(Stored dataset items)
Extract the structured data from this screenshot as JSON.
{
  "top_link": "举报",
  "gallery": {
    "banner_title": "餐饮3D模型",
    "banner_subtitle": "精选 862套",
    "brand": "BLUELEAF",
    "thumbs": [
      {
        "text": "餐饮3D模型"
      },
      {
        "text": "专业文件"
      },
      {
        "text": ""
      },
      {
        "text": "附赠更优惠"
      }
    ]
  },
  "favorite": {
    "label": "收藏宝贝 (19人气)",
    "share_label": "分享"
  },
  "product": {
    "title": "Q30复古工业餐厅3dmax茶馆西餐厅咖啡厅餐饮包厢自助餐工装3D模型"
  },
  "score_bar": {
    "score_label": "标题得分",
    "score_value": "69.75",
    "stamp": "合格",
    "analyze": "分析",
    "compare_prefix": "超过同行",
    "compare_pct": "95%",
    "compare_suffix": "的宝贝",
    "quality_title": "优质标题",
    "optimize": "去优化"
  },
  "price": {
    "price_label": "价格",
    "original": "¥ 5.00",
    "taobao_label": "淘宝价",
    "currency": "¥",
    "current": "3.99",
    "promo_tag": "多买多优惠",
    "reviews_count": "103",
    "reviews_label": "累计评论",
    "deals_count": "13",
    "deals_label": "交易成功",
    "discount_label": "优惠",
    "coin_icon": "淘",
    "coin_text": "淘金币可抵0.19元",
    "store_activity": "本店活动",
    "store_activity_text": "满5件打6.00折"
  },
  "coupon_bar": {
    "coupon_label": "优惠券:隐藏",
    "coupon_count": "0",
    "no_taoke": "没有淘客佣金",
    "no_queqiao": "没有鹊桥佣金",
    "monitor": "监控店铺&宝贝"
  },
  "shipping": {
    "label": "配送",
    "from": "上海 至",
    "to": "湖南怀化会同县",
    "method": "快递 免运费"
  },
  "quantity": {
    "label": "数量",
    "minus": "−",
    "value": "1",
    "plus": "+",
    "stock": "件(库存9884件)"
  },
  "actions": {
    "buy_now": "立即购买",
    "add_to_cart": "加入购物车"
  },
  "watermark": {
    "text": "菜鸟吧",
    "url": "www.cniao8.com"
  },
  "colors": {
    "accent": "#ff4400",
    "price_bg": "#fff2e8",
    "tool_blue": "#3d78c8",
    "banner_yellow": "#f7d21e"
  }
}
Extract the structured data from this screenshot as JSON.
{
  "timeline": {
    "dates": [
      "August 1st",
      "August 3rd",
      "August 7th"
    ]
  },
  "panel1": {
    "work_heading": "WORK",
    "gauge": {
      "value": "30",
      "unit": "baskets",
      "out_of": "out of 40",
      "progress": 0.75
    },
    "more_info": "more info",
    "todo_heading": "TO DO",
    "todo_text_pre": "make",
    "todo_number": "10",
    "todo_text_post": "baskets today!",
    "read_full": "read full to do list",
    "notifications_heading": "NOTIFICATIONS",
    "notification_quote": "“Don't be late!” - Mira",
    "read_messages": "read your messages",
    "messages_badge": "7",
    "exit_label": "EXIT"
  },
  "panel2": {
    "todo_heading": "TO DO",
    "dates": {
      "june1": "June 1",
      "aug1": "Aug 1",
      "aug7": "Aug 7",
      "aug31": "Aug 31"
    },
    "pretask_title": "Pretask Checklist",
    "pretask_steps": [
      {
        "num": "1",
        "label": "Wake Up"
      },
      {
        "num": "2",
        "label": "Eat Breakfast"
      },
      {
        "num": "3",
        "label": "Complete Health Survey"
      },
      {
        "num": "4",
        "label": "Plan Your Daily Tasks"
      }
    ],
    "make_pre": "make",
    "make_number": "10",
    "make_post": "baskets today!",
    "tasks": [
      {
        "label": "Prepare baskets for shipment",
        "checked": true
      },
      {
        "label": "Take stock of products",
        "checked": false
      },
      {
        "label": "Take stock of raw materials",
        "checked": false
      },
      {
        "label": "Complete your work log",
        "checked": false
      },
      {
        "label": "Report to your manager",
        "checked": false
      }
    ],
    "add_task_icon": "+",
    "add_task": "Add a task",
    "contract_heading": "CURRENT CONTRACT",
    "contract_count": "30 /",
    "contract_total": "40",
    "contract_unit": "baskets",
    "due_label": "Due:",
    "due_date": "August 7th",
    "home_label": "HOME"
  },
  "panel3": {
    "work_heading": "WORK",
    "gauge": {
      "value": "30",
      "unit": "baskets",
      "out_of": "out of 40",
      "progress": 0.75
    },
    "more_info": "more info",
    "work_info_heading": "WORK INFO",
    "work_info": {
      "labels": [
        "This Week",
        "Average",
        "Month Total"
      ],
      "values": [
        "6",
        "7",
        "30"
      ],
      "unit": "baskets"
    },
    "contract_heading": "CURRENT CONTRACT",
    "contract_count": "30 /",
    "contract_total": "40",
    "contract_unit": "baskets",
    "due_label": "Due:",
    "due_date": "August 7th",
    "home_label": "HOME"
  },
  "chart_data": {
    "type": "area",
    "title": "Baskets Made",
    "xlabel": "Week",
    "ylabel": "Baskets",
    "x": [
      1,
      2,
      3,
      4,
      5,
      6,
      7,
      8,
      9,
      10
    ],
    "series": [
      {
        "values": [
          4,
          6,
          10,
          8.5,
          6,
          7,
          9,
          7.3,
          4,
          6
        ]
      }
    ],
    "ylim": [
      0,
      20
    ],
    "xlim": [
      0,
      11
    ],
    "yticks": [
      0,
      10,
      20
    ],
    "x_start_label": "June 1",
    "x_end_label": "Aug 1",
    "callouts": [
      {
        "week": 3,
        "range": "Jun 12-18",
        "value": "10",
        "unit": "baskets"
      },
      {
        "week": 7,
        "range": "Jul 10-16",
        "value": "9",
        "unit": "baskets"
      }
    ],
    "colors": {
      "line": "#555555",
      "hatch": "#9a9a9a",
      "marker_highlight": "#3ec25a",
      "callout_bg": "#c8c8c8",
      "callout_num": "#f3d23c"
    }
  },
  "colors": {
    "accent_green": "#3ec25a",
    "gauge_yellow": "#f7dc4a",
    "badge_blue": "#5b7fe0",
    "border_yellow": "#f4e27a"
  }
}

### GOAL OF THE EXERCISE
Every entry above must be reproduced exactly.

### RESPONSE TO THE EXERCISE
Extract the structured data from this screenshot as JSON.
{
  "top_link": "举报",
  "gallery": {
    "banner_title": "餐饮3D模型",
    "banner_subtitle": "精选 862套",
    "brand": "BLUELEAF",
    "thumbs": [
      {
        "text": "餐饮3D模型"
      },
      {
        "text": "专业文件"
      },
      {
        "text": ""
      },
      {
        "text": "附赠更优惠"
      }
    ]
  },
  "favorite": {
    "label": "收藏宝贝 (19人气)",
    "share_label": "分享"
  },
  "product": {
    "title": "Q30复古工业餐厅3dmax茶馆西餐厅咖啡厅餐饮包厢自助餐工装3D模型"
  },
  "score_bar": {
    "score_label": "标题得分",
    "score_value": "69.75",
    "stamp": "合格",
    "analyze": "分析",
    "compare_prefix": "超过同行",
    "compare_pct": "95%",
    "compare_suffix": "的宝贝",
    "quality_title": "优质标题",
    "optimize": "去优化"
  },
  "price": {
    "price_label": "价格",
    "original": "¥ 5.00",
    "taobao_label": "淘宝价",
    "currency": "¥",
    "current": "3.99",
    "promo_tag": "多买多优惠",
    "reviews_count": "103",
    "reviews_label": "累计评论",
    "deals_count": "13",
    "deals_label": "交易成功",
    "discount_label": "优惠",
    "coin_icon": "淘",
    "coin_text": "淘金币可抵0.19元",
    "store_activity": "本店活动",
    "store_activity_text": "满5件打6.00折"
  },
  "coupon_bar": {
    "coupon_label": "优惠券:隐藏",
    "coupon_count": "0",
    "no_taoke": "没有淘客佣金",
    "no_queqiao": "没有鹊桥佣金",
    "monitor": "监控店铺&宝贝"
  },
  "shipping": {
    "label": "配送",
    "from": "上海 至",
    "to": "湖南怀化会同县",
    "method": "快递 免运费"
  },
  "quantity": {
    "label": "数量",
    "minus": "−",
    "value": "1",
    "plus": "+",
    "stock": "件(库存9884件)"
  },
  "actions": {
    "buy_now": "立即购买",
    "add_to_cart": "加入购物车"
  },
  "watermark": {
    "text": "菜鸟吧",
    "url": "www.cniao8.com"
  },
  "colors": {
    "accent": "#ff4400",
    "price_bg": "#fff2e8",
    "tool_blue": "#3d78c8",
    "banner_yellow": "#f7d21e"
  }
}
Extract the structured data from this screenshot as JSON.
{
  "timeline": {
    "dates": [
      "August 1st",
      "August 3rd",
      "August 7th"
    ]
  },
  "panel1": {
    "work_heading": "WORK",
    "gauge": {
      "value": "30",
      "unit": "baskets",
      "out_of": "out of 40",
      "progress": 0.75
    },
    "more_info": "more info",
    "todo_heading": "TO DO",
    "todo_text_pre": "make",
    "todo_number": "10",
    "todo_text_post": "baskets today!",
    "read_full": "read full to do list",
    "notifications_heading": "NOTIFICATIONS",
    "notification_quote": "“Don't be late!” - Mira",
    "read_messages": "read your messages",
    "messages_badge": "7",
    "exit_label": "EXIT"
  },
  "panel2": {
    "todo_heading": "TO DO",
    "dates": {
      "june1": "June 1",
      "aug1": "Aug 1",
      "aug7": "Aug 7",
      "aug31": "Aug 31"
    },
    "pretask_title": "Pretask Checklist",
    "pretask_steps": [
      {
        "num": "1",
        "label": "Wake Up"
      },
      {
        "num": "2",
        "label": "Eat Breakfast"
      },
      {
        "num": "3",
        "label": "Complete Health Survey"
      },
      {
        "num": "4",
        "label": "Plan Your Daily Tasks"
      }
    ],
    "make_pre": "make",
    "make_number": "10",
    "make_post": "baskets today!",
    "tasks": [
      {
        "label": "Prepare baskets for shipment",
        "checked": true
      },
      {
        "label": "Take stock of products",
        "checked": false
      },
      {
        "label": "Take stock of raw materials",
        "checked": false
      },
      {
        "label": "Complete your work log",
        "checked": false
      },
      {
        "label": "Report to your manager",
        "checked": false
      }
    ],
    "add_task_icon": "+",
    "add_task": "Add a task",
    "contract_heading": "CURRENT CONTRACT",
    "contract_count": "30 /",
    "contract_total": "40",
    "contract_unit": "baskets",
    "due_label": "Due:",
    "due_date": "August 7th",
    "home_label": "HOME"
  },
  "panel3": {
    "work_heading": "WORK",
    "gauge": {
      "value": "30",
      "unit": "baskets",
      "out_of": "out of 40",
      "progress": 0.75
    },
    "more_info": "more info",
    "work_info_heading": "WORK INFO",
    "work_info": {
      "labels": [
        "This Week",
        "Average",
        "Month Total"
      ],
      "values": [
        "6",
        "7",
        "30"
      ],
      "unit": "baskets"
    },
    "contract_heading": "CURRENT CONTRACT",
    "contract_count": "30 /",
    "contract_total": "40",
    "contract_unit": "baskets",
    "due_label": "Due:",
    "due_date": "August 7th",
    "home_label": "HOME"
  },
  "chart_data": {
    "type": "area",
    "title": "Baskets Made",
    "xlabel": "Week",
    "ylabel": "Baskets",
    "x": [
      1,
      2,
      3,
      4,
      5,
      6,
      7,
      8,
      9,
      10
    ],
    "series": [
      {
        "values": [
          4,
          6,
          10,
          8.5,
          6,
          7,
          9,
          7.3,
          4,
          6
        ]
      }
    ],
    "ylim": [
      0,
      20
    ],
    "xlim": [
      0,
      11
    ],
    "yticks": [
      0,
      10,
      20
    ],
    "x_start_label": "June 1",
    "x_end_label": "Aug 1",
    "callouts": [
      {
        "week": 3,
        "range": "Jun 12-18",
        "value": "10",
        "unit": "baskets"
      },
      {
        "week": 7,
        "range": "Jul 10-16",
        "value": "9",
        "unit": "baskets"
      }
    ],
    "colors": {
      "line": "#555555",
      "hatch": "#9a9a9a",
      "marker_highlight": "#3ec25a",
      "callout_bg": "#c8c8c8",
      "callout_num": "#f3d23c"
    }
  },
  "colors": {
    "accent_green": "#3ec25a",
    "gauge_yellow": "#f7dc4a",
    "badge_blue": "#5b7fe0",
    "border_yellow": "#f4e27a"
  }
}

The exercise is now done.